■ WORK REQUEST
Return the records below character for character.

(DATA SUPPLIED Opens)

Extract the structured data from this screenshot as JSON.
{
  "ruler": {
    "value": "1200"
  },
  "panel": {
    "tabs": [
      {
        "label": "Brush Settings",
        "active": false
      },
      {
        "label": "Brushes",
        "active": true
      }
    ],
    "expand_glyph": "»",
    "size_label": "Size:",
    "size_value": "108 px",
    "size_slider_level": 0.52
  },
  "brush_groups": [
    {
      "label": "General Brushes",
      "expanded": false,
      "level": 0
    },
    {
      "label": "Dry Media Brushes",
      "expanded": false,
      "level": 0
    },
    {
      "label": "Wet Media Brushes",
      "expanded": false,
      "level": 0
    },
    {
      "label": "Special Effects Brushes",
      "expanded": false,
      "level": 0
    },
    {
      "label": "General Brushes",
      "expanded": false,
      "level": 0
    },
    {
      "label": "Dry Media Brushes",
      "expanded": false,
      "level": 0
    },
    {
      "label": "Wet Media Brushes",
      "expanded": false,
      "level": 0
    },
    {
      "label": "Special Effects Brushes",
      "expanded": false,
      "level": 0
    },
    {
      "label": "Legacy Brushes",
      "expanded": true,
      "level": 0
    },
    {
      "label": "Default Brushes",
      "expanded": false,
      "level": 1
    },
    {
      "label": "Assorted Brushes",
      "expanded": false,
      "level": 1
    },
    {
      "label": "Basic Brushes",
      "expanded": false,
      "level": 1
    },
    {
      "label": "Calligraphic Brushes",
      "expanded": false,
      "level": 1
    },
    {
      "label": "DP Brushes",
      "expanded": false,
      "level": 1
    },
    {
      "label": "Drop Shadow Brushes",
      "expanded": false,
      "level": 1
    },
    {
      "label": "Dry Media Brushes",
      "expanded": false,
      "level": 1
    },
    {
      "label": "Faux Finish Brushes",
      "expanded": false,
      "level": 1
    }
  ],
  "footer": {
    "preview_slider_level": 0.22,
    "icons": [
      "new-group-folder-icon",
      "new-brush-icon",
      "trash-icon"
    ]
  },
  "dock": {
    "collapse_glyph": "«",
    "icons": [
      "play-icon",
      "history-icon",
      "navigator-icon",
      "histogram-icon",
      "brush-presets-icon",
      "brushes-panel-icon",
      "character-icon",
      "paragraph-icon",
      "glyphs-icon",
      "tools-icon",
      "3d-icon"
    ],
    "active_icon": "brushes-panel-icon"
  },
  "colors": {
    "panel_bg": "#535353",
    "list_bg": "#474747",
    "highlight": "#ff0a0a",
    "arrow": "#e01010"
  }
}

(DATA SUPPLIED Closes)

■ YOUR SOLUTION
Extract the structured data from this screenshot as JSON.
{
  "ruler": {
    "value": "1200"
  },
  "panel": {
    "tabs": [
      {
        "label": "Brush Settings",
        "active": false
      },
      {
        "label": "Brushes",
        "active": true
      }
    ],
    "expand_glyph": "»",
    "size_label": "Size:",
    "size_value": "108 px",
    "size_slider_level": 0.52
  },
  "brush_groups": [
    {
      "label": "General Brushes",
      "expanded": false,
      "level": 0
    },
    {
      "label": "Dry Media Brushes",
      "expanded": false,
      "level": 0
    },
    {
      "label": "Wet Media Brushes",
      "expanded": false,
      "level": 0
    },
    {
      "label": "Special Effects Brushes",
      "expanded": false,
      "level": 0
    },
    {
      "label": "General Brushes",
      "expanded": false,
      "level": 0
    },
    {
      "label": "Dry Media Brushes",
      "expanded": false,
      "level": 0
    },
    {
      "label": "Wet Media Brushes",
      "expanded": false,
      "level": 0
    },
    {
      "label": "Special Effects Brushes",
      "expanded": false,
      "level": 0
    },
    {
      "label": "Legacy Brushes",
      "expanded": true,
      "level": 0
    },
    {
      "label": "Default Brushes",
      "expanded": false,
      "level": 1
    },
    {
      "label": "Assorted Brushes",
      "expanded": false,
      "level": 1
    },
    {
      "label": "Basic Brushes",
      "expanded": false,
      "level": 1
    },
    {
      "label": "Calligraphic Brushes",
      "expanded": false,
      "level": 1
    },
    {
      "label": "DP Brushes",
      "expanded": false,
      "level": 1
    },
    {
      "label": "Drop Shadow Brushes",
      "expanded": false,
      "level": 1
    },
    {
      "label": "Dry Media Brushes",
      "expanded": false,
      "level": 1
    },
    {
      "label": "Faux Finish Brushes",
      "expanded": false,
      "level": 1
    }
  ],
  "footer": {
    "preview_slider_level": 0.22,
    "icons": [
      "new-group-folder-icon",
      "new-brush-icon",
      "trash-icon"
    ]
  },
  "dock": {
    "collapse_glyph": "«",
    "icons": [
      "play-icon",
      "history-icon",
      "navigator-icon",
      "histogram-icon",
      "brush-presets-icon",
      "brushes-panel-icon",
      "character-icon",
      "paragraph-icon",
      "glyphs-icon",
      "tools-icon",
      "3d-icon"
    ],
    "active_icon": "brushes-panel-icon"
  },
  "colors": {
    "panel_bg": "#535353",
    "list_bg": "#474747",
    "highlight": "#ff0a0a",
    "arrow": "#e01010"
  }
}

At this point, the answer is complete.